It was a wee bit windy last night and this morning, though the blustery weather has mainly blown over now. However, the usual transport disruption has occured. Ferries to most of the islands have been disrupted, either cancelled or delayed. Here's the Calmac online ferry status as of early this afternoon:
And, of course, there have been problems on the EXPOSED Forth Road Bridge as per usual, and it's been closed to traffic. Initially, to all vehicles bar cars, and eventually to all vehicles. From the BBC news website today:
I really hate to point this out to the powers that be, but we have this thing called "Winter" where it gets a bit breezy.

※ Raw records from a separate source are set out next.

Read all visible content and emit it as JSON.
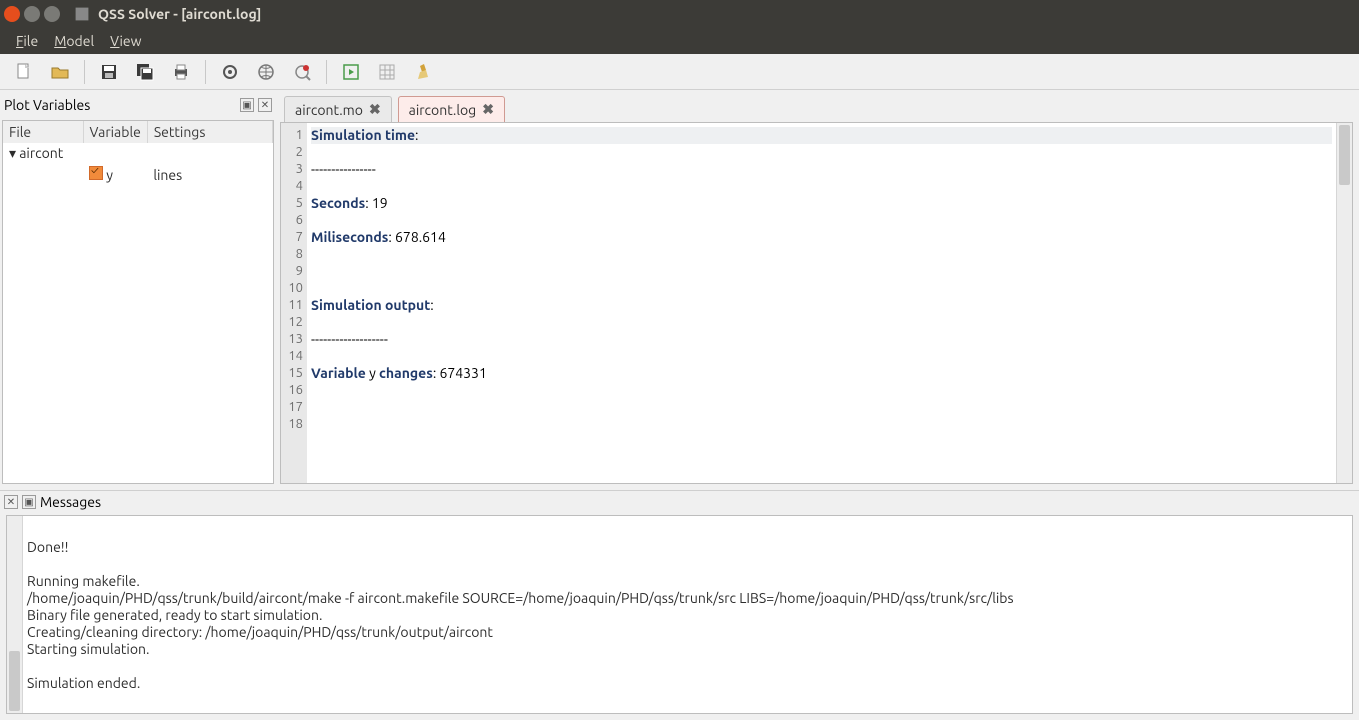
{
  "window": {
    "title": "QSS Solver - [aircont.log]"
  },
  "menu": {
    "file": "File",
    "model": "Model",
    "view": "View"
  },
  "toolbar_icons": [
    "new",
    "open",
    "save",
    "saveall",
    "print",
    "gear",
    "globe",
    "debug",
    "run",
    "grid",
    "broom"
  ],
  "plotvars": {
    "title": "Plot Variables",
    "headers": {
      "file": "File",
      "variable": "Variable",
      "settings": "Settings"
    },
    "root": "aircont",
    "rows": [
      {
        "var": "y",
        "settings": "lines"
      }
    ]
  },
  "tabs": [
    {
      "label": "aircont.mo",
      "active": false
    },
    {
      "label": "aircont.log",
      "active": true
    }
  ],
  "log": {
    "lines": [
      {
        "n": 1,
        "segs": [
          [
            "kw",
            "Simulation time"
          ],
          [
            "",
            ":"
          ]
        ]
      },
      {
        "n": 2,
        "segs": []
      },
      {
        "n": 3,
        "segs": [
          [
            "",
            "----------------"
          ]
        ]
      },
      {
        "n": 4,
        "segs": []
      },
      {
        "n": 5,
        "segs": [
          [
            "kw",
            "Seconds"
          ],
          [
            "",
            ": 19"
          ]
        ]
      },
      {
        "n": 6,
        "segs": []
      },
      {
        "n": 7,
        "segs": [
          [
            "kw",
            "Miliseconds"
          ],
          [
            "",
            ": 678.614"
          ]
        ]
      },
      {
        "n": 8,
        "segs": []
      },
      {
        "n": 9,
        "segs": []
      },
      {
        "n": 10,
        "segs": []
      },
      {
        "n": 11,
        "segs": [
          [
            "kw",
            "Simulation output"
          ],
          [
            "",
            ":"
          ]
        ]
      },
      {
        "n": 12,
        "segs": []
      },
      {
        "n": 13,
        "segs": [
          [
            "",
            "-------------------"
          ]
        ]
      },
      {
        "n": 14,
        "segs": []
      },
      {
        "n": 15,
        "segs": [
          [
            "kw",
            "Variable"
          ],
          [
            "",
            " y "
          ],
          [
            "kw",
            "changes"
          ],
          [
            "",
            ": 674331"
          ]
        ]
      },
      {
        "n": 16,
        "segs": []
      },
      {
        "n": 17,
        "segs": []
      },
      {
        "n": 18,
        "segs": []
      }
    ]
  },
  "messages": {
    "title": "Messages",
    "lines": [
      "",
      "Done!!",
      "",
      "Running makefile.",
      "/home/joaquin/PHD/qss/trunk/build/aircont/make -f aircont.makefile SOURCE=/home/joaquin/PHD/qss/trunk/src LIBS=/home/joaquin/PHD/qss/trunk/src/libs",
      "Binary file generated, ready to start simulation.",
      "Creating/cleaning directory: /home/joaquin/PHD/qss/trunk/output/aircont",
      "Starting simulation.",
      "",
      "Simulation ended."
    ]
  }
}
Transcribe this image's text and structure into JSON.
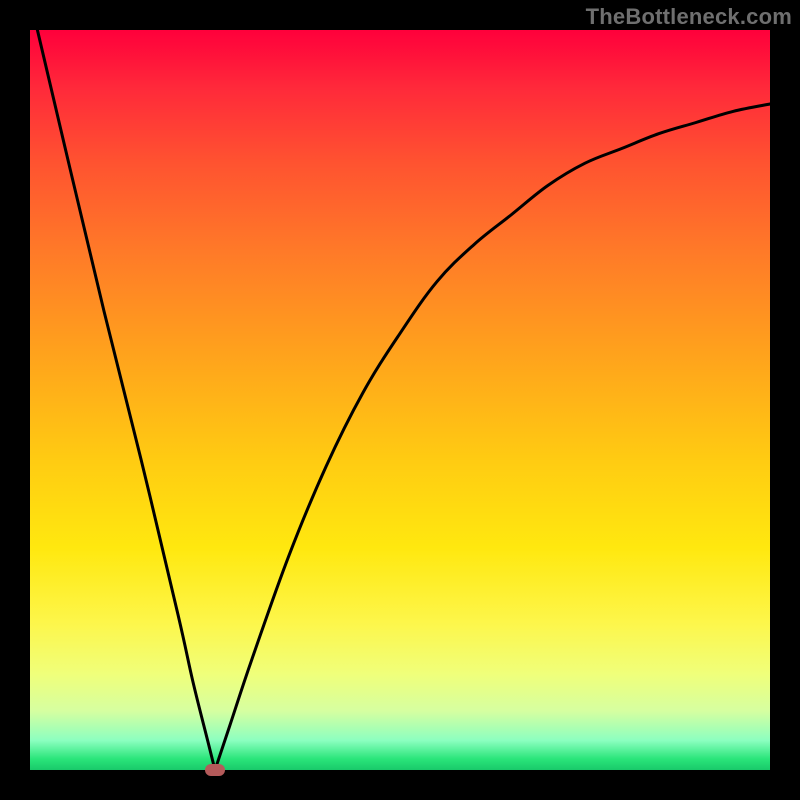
{
  "watermark": "TheBottleneck.com",
  "chart_data": {
    "type": "line",
    "title": "",
    "xlabel": "",
    "ylabel": "",
    "xlim": [
      0,
      100
    ],
    "ylim": [
      0,
      100
    ],
    "grid": false,
    "legend": false,
    "series": [
      {
        "name": "left-branch",
        "x": [
          1,
          5,
          10,
          15,
          20,
          22,
          24,
          25
        ],
        "values": [
          100,
          83,
          62,
          42,
          21,
          12,
          4,
          0
        ]
      },
      {
        "name": "right-branch",
        "x": [
          25,
          27,
          30,
          35,
          40,
          45,
          50,
          55,
          60,
          65,
          70,
          75,
          80,
          85,
          90,
          95,
          100
        ],
        "values": [
          0,
          6,
          15,
          29,
          41,
          51,
          59,
          66,
          71,
          75,
          79,
          82,
          84,
          86,
          87.5,
          89,
          90
        ]
      }
    ],
    "marker": {
      "x": 25,
      "y": 0,
      "color": "#b45a5a"
    },
    "background": "vertical-gradient-red-to-green"
  }
}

January is a particularly bad time. Three years ago the Outer Hebrides took the brunt of a hurricane-force storm. Lives were lost, and damage occured to the EXPOSED causeways. And widespread weather-related transport disruption is not uncommon, even in mainland Scotland, in the "winter".
It's all the more disappointing, therefore, that the Scottish Executive decided, with some dubious reasoning and more than a hint of behind-the-scenes lobbying by special interest groups, to replace the Forth Road bridge with another bridge (last century technology), rather than go for the much cheaper, more reliable and weather-proof option of a tunnel. If the predictions of an increase in volatile weather (climate change et al) prove true, then there will be more days per year when the current bridge and its replacement (4.2 billion pounds cost at the moment, inevitably to rise) will be closed. As has happened before [here][here][here][here][here][here][here][here][and here].
The replacement should have been a tunnel. Bad weather in Norway = so what? Progressive, forward-looking major cities such as Sydney and Stockholm go for the tunnel option, rather than the bridge option (also, incidentally, building their weatherproof option at a fraction of the cost of the replacement Forth road bridge).
Anyway, it's a good thing that the same numpty's who made this decision aren't in charge of determining the materials to be used in the bridge, as they'd probably choose something like cheese or whatever the most aggressive lobbying group wanted.